As new specifications come into play, it's essential to revisit the Define stage and update the UX documentation. This back-and-forth movement between Define and Design is a natural progression, and the Design stage is considered complete only when the Define stage is thoroughly documented. Importantly, there's no need to delay the implementation of evaluation methods until the entire stage is finalized; typically, the earlier, the better.

Ensuring that your visual design aligns seamlessly with the mandated accessibility guidelines is crucial. Numerous tools are at your disposal to check elements like colors, contrasts, font sizes, and more, guaranteeing a design that is not only visually appealing but also accessible to a diverse user base.

5. Evaluate

The Evaluate stage goes beyond method execution; it involves crafting a plan to assess outcomes based on both user needs and business strategy. This includes:

  • Defining key objectives
  • Choosing appropriate methods and tools
  • Planning and executing the methods
  • Documenting the process, findings, and recommendations

Qualitative evaluation methods engage a small user group and can occur during the design process or on the live website. Examples include User Testing (in-person or remotely), Session Recording, Eye-Tracking, and dynamic design assessments like the Preference Test, Click Path Analysis, and Contrast Sensitivity Test. In cases where external user recruitment is constrained by budget limitations, considering colleagues as a cost-effective alternative, while not optimal, remains a viable option.

Quantitative evaluation methods involve a larger user base and are exclusive to the live website due to the higher sample size requirement. Methods encompass Analytics Review, A/B Testing, Search-log Analysis, UX Survey, FAQ Review, Heatmap Review, and Field Testing.

Moreover, Website Page Speed must undergo evaluation during the development phase and be routinely monitored, as it is a pivotal aspect of the user experience. Web Accessibility can be assessed with online tools, and various Web Accessibility Evaluation Tools aligned with defined standards are available. Collaboration with regional disability organizations can enrich the evaluation stage.

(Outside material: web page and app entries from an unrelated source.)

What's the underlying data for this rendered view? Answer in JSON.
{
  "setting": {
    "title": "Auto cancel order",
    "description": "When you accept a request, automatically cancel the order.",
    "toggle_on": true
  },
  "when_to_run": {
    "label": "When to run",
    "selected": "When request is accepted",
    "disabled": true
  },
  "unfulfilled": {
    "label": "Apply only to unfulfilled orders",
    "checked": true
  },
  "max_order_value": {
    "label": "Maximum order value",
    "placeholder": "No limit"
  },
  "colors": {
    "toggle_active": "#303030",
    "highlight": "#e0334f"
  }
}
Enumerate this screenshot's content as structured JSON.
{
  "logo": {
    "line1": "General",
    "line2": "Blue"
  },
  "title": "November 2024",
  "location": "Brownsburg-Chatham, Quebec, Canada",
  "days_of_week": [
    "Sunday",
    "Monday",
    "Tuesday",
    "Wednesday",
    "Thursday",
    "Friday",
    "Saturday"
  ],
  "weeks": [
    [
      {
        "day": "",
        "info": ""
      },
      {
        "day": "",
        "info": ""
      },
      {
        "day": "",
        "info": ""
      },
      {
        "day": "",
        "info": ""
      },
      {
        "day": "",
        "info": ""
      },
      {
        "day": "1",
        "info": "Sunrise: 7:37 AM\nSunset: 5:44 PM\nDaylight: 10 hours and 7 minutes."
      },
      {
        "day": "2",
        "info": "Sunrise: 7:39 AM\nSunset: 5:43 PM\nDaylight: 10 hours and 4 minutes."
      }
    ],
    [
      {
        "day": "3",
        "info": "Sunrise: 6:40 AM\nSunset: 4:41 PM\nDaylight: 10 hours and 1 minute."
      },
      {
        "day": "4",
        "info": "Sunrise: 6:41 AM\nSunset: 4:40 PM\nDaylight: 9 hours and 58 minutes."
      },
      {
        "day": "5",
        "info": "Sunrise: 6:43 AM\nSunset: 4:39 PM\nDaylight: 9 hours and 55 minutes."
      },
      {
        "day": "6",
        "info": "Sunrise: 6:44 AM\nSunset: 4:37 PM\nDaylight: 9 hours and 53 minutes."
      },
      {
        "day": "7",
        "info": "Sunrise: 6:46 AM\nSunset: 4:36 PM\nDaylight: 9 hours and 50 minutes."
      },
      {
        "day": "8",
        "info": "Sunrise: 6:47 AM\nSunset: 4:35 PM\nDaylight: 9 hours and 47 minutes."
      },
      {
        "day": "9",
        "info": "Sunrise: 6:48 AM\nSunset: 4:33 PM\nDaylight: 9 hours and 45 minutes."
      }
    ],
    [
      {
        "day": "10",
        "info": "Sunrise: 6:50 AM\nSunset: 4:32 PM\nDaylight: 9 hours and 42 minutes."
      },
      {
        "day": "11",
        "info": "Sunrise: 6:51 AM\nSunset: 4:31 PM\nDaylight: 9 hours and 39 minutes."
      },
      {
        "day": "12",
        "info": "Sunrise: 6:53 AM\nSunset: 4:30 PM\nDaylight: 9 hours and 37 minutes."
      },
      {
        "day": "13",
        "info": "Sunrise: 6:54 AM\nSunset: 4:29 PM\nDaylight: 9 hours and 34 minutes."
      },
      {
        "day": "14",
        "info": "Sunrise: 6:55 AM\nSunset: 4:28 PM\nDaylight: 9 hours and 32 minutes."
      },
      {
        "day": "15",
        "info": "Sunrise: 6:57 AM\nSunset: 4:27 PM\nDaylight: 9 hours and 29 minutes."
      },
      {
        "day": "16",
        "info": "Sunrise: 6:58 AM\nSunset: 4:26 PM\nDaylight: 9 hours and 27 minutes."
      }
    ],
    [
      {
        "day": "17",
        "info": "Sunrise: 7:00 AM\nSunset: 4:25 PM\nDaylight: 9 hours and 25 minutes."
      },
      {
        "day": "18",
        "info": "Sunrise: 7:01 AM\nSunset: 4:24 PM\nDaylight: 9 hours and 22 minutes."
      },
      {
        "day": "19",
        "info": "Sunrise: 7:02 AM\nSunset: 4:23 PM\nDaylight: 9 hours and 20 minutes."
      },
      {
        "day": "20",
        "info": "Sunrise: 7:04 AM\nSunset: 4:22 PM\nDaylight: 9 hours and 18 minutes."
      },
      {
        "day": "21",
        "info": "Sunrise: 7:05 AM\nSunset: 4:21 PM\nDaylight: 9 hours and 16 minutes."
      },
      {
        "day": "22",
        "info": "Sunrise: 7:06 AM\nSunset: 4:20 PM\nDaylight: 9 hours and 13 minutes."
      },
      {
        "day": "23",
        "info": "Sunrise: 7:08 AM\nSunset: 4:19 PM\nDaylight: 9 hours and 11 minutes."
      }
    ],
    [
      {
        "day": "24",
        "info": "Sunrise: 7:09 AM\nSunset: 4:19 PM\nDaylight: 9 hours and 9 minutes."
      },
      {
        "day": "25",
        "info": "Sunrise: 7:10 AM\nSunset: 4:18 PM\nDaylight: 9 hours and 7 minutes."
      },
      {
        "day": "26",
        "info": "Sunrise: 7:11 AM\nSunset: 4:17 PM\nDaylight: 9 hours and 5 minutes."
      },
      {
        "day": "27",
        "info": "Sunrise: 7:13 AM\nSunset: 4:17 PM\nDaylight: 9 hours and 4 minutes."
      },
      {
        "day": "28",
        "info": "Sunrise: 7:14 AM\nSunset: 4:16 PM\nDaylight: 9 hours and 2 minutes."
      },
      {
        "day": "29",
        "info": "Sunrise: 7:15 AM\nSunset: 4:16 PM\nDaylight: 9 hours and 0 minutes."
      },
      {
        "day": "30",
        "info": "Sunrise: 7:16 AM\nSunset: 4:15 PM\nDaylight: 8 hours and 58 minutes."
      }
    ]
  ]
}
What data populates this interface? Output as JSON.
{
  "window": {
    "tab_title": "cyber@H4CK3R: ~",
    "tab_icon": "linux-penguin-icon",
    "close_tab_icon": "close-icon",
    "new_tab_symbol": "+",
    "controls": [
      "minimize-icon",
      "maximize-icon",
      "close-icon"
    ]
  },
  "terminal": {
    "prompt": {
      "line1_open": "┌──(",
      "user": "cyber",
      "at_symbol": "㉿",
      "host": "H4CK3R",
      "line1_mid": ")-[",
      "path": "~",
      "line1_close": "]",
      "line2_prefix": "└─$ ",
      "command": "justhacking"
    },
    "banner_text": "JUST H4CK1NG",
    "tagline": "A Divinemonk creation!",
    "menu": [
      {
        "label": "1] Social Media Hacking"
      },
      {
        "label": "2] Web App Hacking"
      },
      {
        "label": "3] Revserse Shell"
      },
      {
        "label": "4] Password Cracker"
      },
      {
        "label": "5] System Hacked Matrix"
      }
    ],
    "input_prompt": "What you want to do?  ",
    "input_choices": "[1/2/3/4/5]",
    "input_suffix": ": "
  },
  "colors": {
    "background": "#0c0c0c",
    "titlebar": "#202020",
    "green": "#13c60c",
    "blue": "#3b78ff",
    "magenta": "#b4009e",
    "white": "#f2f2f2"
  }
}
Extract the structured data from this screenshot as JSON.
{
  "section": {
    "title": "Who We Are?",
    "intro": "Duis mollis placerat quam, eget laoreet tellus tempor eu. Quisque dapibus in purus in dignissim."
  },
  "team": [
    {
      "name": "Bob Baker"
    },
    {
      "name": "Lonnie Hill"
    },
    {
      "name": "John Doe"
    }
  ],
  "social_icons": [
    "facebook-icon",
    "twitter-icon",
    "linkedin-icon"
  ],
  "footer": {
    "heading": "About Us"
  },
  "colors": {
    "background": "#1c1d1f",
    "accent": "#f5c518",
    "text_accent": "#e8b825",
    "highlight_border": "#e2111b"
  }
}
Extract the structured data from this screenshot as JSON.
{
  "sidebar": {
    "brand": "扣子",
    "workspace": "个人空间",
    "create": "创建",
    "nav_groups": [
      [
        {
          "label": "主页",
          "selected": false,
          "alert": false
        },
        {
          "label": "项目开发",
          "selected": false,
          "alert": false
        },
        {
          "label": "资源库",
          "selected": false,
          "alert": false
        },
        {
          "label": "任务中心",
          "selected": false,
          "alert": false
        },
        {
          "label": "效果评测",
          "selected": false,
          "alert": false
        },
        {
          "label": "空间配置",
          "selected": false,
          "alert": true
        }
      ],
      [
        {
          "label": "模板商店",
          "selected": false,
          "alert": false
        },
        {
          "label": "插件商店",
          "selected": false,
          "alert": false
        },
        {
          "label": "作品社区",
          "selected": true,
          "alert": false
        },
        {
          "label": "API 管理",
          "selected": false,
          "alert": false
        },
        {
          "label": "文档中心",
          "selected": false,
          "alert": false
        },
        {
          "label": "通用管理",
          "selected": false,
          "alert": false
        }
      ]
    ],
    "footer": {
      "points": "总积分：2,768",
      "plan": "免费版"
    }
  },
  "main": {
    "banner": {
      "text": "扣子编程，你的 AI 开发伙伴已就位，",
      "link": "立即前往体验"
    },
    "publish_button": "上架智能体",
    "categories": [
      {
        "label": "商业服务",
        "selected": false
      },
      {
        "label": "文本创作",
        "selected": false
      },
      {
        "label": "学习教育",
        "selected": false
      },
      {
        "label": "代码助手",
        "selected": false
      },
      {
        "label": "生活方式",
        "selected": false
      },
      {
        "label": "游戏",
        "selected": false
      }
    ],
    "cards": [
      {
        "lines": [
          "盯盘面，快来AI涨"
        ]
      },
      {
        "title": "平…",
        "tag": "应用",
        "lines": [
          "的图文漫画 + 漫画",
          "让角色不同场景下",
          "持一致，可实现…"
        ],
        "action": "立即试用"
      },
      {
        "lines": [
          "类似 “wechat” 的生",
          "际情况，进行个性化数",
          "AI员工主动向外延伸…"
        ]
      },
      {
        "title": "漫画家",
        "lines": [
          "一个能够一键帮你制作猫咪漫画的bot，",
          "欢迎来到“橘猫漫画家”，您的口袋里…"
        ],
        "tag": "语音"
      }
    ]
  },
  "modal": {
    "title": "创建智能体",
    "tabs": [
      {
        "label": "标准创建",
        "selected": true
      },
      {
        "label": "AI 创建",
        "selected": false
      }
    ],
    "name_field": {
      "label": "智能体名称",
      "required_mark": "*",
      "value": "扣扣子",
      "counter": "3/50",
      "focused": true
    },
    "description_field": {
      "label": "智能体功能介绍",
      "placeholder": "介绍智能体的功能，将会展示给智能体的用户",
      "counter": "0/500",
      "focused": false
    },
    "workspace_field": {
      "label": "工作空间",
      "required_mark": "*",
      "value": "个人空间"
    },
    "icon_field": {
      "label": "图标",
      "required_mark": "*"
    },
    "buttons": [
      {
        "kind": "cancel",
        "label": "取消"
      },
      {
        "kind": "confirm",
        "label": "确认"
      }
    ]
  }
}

After collecting data and generating reports, along with findings and recommendations, the iterative process cycles back to the Research, Define, or Design stage. This cyclical approach ensures ongoing refinement and optimization based on insights gleaned from the evaluation phase.